Cruising in remote places means that if something breaks we’re pretty much on our own to fix it… so it’s a really good idea to do a little shakedown trip not too far from home to check everything out, and so we can order parts and supplies as needed before we head out for the rest of the summer. Despite rainy windy weather we had a wonderful time anchored in Ideal Cove, “unplugged” from phones, Internet, and the hectic pace of town. We cooked, read, knitted, puttered, and generally got caught up. I was able to get the kayak out a few times, and was rewarded by some nice wildlife sightings such as this red necked grebe and a really funny pair of river otters – a parent and pup.You have to look closely to see the pup – it was clinging to its parent’s back, and it was squalling very loudly as the parent dunked and dove at the water’s edge. The next day I didn’t see the pair as much as I heard them from across the cove.
Usually spring is a good time to see bears along the shore. They’re hungry, but their favorite foods: berries and salmon aren’t ready yet so they eat sedge grass in the meadows and dig for clams at low tide. We only saw one black bear in almost a week, and he didn’t stay around long.The weather improved and we decided to move over to Thomas Bay for a change of scenery. We saw our friend Ray aboard VIDA – a DeFever hull that has been converted for commercial fishing – he was catching some King salmon for dinner. The ebbing tide carried some good sized ice from the Le Conte Glacier, and we saw this bergy bit with a bald eagle hitching a ride.Thomas Bay is a big bay, originally formed by the Baird Glacier which has retreated quite a distance and left a grand landscape. The view from our anchorage is so pretty by day……and also in the late evening with a little alpenglow.We finally had some clear skies and sunshine so we decided to abandon the boat projects and take some time to play. We put the dinghy in the water and zoomed across the way to check out the waterfall, and then we started heading up-bay to walk around on the gravel bars in front of the glacier. About half-way up the bay the outboard started coming out of the water – the power tilt switch must have shorted in the “up” position! We shut the engine down and disconnected it from the battery, and thought about what to do. We didn’t see any other boats around to hail on a hand-held radio. We could have torn into the engine to see what we could do, but with it tilted all the way up that wasn’t going to be easy. It was a gorgeous day with no wind, so we decided to get some exercise and just paddle the dinghy back to ADVENTURES. The dink (“Beastie”) weighs about 600 lbs and it’s too wide to row with oars, so it takes two people, each sitting on one of the tubes to paddle it with canoe paddles. 90 minutes later we were back aboard and Jim was able to disconnect the offending switch.
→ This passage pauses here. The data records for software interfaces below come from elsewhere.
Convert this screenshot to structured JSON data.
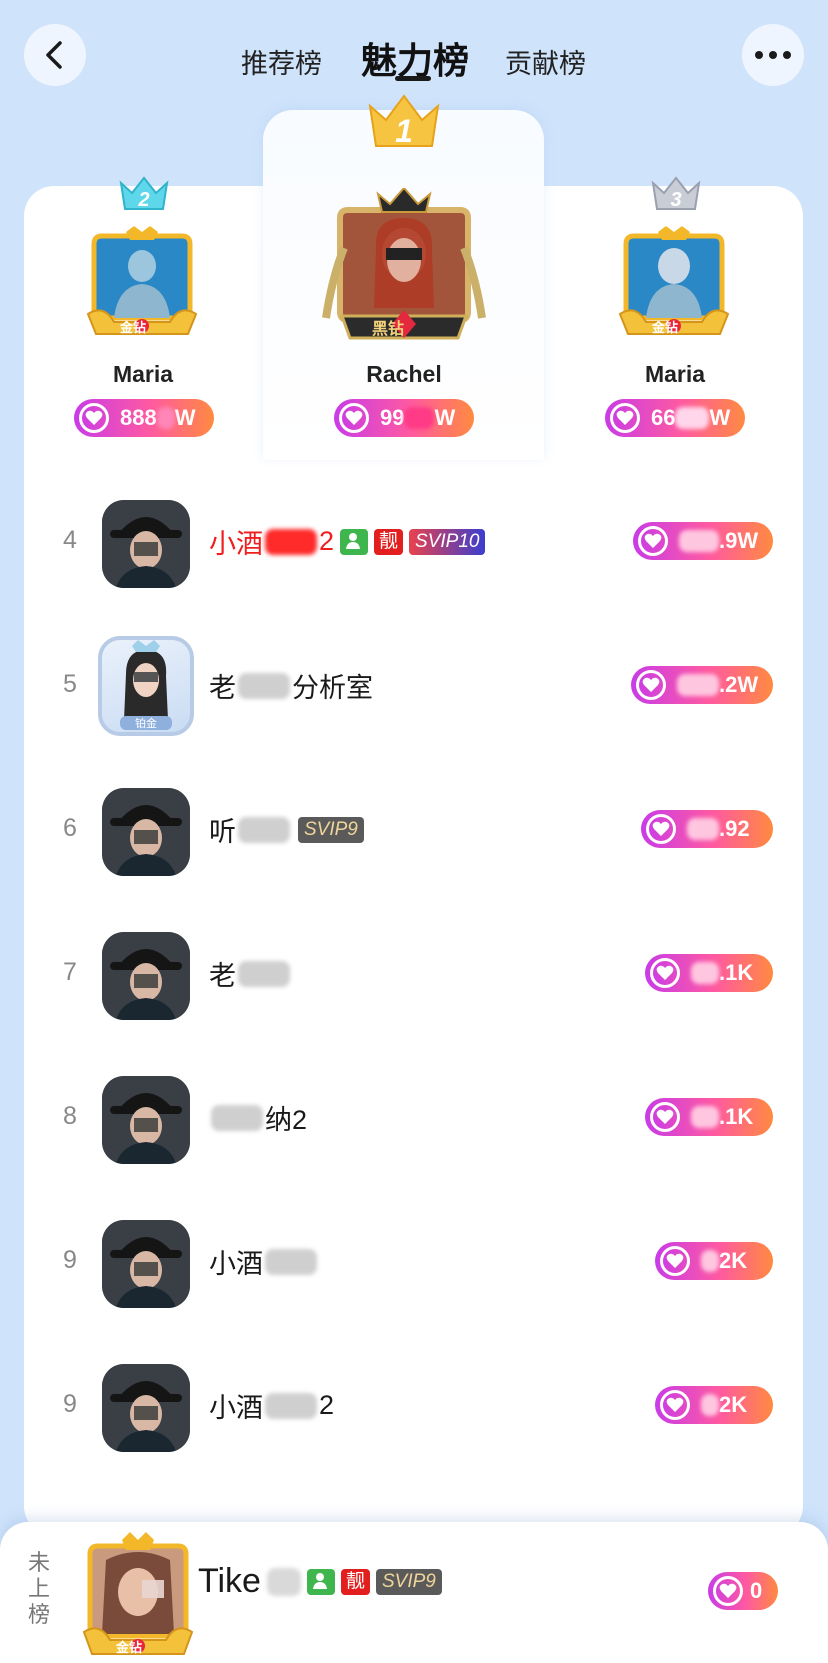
{
  "header": {
    "tabs": [
      {
        "label": "推荐榜"
      },
      {
        "label": "魅力榜"
      },
      {
        "label": "贡献榜"
      }
    ]
  },
  "podium": [
    {
      "rank": "2",
      "name": "Maria",
      "charm": "888",
      "charm_suffix": "W",
      "badge": "金钻"
    },
    {
      "rank": "1",
      "name": "Rachel",
      "charm": "99",
      "charm_suffix": "W",
      "badge": "黑钻"
    },
    {
      "rank": "3",
      "name": "Maria",
      "charm": "66",
      "charm_suffix": "W",
      "badge": "金钻"
    }
  ],
  "list": [
    {
      "rank": "4",
      "name": "小酒",
      "name_tail": "2",
      "name_color": "#f01e1e",
      "badges": [
        "friend",
        "靓",
        "SVIP10"
      ],
      "charm_tail": ".9W"
    },
    {
      "rank": "5",
      "name": "老",
      "name_tail": "分析室",
      "frame": "铂金",
      "badges": [],
      "charm_tail": ".2W"
    },
    {
      "rank": "6",
      "name": "听",
      "name_tail": "",
      "badges": [
        "SVIP9"
      ],
      "charm_tail": ".92"
    },
    {
      "rank": "7",
      "name": "老",
      "name_tail": "",
      "badges": [],
      "charm_tail": ".1K"
    },
    {
      "rank": "8",
      "name": "",
      "name_tail": "纳2",
      "badges": [],
      "charm_tail": ".1K"
    },
    {
      "rank": "9",
      "name": "小酒",
      "name_tail": "",
      "badges": [],
      "charm_tail": "2K"
    },
    {
      "rank": "9",
      "name": "小酒",
      "name_tail": "2",
      "badges": [],
      "charm_tail": "2K"
    }
  ],
  "self": {
    "status_label": "未上榜",
    "name": "Tike",
    "badges": [
      "friend",
      "靓",
      "SVIP9"
    ],
    "charm": "0",
    "avatar_badge": "金钻"
  },
  "colors": {
    "background": "#cfe3fb",
    "pill_start": "#c93be8",
    "pill_end": "#ff8a40",
    "gold": "#f5b62a"
  }
}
An adventure!
Once my arms recovered I got out in the kayak and found some nice birds in a back bay accessible at high tide.Barrows goldeneye ducks were cruising around, and I was able to sneak up on this dowitcher and get pretty close.Eagles and arctic terns were plentiful, and we also saw all three types of loons: common, pacific, and red-throated. The loons often stay a bit far to photograph easily, but the eagles are accommodating.Even the black-tailed deer were brave, and I could drift fairly close to a pair that came out of the woods, sniffed around the shoreline, and then wandered through the wildflowers back into the trees.Just to top off the shakedown cruise, we had a short visit from friends on ADVENTURES’ sister ship – GOT THE FEVER. The two boats were built in the same year in the same yard, and we’ve cruised with GTF to Nova Scotia with the previous owners. The current owners shipped her out here and are cruising with their young sons. We’re just sorry we didn’t get more time to spend with them, but it was a nice surprise to see them again.
It was hard to leave the bay, but it was time to get back to town to order a few parts, see the dentist, and to enjoy the Little Norway Festival – which Petersburg celebrates in style!